Activity »
All that is needed is each line of the entries holding the word "object", copied as it stands.

Provided records »

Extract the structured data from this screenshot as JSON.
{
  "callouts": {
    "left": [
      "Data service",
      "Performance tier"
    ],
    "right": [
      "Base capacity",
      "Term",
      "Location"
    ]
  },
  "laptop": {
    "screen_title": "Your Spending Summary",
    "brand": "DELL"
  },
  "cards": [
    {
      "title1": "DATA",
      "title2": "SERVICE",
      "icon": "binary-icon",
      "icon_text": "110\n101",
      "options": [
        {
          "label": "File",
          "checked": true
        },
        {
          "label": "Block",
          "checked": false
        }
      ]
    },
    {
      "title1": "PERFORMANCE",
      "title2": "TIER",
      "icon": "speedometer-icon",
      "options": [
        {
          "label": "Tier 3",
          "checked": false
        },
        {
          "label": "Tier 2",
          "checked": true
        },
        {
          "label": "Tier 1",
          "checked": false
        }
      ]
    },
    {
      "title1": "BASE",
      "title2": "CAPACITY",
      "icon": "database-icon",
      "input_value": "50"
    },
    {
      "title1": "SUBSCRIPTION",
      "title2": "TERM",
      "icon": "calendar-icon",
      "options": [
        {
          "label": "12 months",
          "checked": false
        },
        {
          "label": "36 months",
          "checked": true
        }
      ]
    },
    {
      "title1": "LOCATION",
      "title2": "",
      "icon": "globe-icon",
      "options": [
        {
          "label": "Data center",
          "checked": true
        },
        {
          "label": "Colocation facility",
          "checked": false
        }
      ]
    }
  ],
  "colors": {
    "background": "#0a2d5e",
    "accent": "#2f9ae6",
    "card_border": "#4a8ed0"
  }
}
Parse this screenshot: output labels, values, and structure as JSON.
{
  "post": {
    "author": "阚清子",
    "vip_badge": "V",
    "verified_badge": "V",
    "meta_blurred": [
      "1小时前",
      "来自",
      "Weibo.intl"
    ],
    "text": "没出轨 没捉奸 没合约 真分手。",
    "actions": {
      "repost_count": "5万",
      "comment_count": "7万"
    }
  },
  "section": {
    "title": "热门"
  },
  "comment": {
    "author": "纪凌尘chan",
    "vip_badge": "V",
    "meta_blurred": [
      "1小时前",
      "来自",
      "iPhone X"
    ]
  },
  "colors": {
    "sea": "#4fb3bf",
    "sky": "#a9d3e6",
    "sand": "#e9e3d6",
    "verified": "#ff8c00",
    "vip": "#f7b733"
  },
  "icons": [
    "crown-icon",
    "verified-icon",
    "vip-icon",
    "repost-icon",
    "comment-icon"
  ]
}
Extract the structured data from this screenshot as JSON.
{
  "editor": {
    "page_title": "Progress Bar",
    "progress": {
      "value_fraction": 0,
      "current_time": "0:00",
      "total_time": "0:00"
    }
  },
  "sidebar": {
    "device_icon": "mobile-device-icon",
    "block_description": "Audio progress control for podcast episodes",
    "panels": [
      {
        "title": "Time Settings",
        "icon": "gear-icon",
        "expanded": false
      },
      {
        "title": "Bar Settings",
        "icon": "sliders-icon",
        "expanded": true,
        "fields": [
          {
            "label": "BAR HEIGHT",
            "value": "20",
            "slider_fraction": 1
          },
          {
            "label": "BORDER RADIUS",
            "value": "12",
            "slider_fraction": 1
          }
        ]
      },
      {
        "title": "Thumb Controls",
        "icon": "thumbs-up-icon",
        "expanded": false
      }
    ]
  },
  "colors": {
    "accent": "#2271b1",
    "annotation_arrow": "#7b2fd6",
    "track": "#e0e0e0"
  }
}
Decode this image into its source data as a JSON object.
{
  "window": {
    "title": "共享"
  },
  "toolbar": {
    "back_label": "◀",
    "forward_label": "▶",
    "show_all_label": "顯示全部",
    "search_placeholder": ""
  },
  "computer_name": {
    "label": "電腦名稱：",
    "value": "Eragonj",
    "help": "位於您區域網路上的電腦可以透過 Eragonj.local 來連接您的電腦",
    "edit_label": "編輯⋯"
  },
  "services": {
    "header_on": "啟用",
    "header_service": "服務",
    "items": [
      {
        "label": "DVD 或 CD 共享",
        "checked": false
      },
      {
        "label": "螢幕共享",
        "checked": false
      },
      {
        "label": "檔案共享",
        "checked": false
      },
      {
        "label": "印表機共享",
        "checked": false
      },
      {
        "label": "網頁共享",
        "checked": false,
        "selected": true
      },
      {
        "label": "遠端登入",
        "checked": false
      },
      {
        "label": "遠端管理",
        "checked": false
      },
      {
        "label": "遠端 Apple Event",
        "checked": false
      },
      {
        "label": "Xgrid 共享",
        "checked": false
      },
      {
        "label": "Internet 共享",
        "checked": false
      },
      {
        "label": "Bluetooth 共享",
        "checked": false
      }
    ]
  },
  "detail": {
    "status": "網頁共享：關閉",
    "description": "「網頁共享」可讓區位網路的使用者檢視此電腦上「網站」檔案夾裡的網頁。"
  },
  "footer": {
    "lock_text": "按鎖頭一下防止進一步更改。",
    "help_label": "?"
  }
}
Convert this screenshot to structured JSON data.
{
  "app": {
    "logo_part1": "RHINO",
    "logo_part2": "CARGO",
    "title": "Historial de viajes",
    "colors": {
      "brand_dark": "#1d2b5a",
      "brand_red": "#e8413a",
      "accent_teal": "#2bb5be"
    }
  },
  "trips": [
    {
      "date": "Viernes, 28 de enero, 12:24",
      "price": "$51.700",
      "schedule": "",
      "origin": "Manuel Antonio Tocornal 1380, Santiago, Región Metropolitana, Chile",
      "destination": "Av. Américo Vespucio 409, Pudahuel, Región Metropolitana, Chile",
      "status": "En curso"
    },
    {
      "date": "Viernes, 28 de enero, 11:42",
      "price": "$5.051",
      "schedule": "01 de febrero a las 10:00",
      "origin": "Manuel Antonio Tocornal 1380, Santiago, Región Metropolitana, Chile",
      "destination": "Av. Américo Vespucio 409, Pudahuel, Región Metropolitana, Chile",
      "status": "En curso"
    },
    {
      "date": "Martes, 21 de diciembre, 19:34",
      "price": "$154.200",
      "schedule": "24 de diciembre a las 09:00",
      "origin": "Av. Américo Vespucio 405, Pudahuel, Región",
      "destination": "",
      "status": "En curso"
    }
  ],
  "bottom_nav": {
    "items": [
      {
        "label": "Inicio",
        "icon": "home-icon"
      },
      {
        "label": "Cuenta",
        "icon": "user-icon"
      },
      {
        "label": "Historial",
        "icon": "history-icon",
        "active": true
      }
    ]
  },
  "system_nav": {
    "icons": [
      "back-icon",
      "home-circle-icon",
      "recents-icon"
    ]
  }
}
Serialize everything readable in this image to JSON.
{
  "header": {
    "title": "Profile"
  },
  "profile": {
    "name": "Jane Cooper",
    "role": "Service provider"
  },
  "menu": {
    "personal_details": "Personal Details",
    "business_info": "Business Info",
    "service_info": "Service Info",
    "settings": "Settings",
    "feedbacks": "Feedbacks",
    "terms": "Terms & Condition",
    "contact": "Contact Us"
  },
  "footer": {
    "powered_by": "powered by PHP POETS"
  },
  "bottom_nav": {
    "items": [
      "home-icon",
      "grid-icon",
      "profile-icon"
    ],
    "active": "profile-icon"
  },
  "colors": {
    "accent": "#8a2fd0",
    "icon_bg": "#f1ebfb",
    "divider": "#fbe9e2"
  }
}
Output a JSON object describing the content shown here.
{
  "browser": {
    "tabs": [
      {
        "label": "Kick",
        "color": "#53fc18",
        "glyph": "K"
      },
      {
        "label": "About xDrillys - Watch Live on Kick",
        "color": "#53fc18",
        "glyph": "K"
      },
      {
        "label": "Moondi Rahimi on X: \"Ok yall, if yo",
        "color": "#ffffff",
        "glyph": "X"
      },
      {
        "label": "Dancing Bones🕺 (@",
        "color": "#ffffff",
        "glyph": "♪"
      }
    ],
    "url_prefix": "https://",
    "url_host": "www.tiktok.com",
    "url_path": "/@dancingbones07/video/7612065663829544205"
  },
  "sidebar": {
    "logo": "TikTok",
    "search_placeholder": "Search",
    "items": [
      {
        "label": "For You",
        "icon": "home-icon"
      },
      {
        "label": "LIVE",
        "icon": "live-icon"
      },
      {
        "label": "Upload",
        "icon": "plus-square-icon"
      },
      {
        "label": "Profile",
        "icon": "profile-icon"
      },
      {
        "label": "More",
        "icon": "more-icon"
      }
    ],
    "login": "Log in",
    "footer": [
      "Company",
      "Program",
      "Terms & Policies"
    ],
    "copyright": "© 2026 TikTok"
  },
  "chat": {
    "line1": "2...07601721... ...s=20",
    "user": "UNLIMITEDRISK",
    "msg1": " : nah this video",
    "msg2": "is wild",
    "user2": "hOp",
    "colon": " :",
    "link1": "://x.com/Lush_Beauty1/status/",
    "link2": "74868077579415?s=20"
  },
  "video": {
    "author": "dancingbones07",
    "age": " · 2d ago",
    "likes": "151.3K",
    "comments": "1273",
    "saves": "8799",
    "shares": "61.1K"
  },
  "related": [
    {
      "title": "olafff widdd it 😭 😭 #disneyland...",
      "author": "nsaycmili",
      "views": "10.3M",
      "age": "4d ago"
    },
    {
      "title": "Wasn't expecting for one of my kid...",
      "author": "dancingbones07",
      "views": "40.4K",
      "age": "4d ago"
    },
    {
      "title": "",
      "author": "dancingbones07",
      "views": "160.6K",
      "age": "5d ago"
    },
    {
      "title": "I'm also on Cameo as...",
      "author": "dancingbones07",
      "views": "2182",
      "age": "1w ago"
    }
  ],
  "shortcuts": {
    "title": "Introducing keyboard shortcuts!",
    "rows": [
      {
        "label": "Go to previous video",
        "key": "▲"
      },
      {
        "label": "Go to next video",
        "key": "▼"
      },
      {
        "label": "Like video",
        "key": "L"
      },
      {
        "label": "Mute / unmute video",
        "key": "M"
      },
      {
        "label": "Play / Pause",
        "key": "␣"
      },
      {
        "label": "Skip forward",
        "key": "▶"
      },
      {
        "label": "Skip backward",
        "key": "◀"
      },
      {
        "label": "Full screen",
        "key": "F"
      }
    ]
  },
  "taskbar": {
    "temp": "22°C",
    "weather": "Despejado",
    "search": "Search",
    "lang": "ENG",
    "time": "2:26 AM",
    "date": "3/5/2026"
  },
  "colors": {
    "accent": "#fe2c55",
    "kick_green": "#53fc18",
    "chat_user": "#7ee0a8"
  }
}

Result below »
Decode this image into its source data as a JSON object.
Output a JSON object describing the content shown here.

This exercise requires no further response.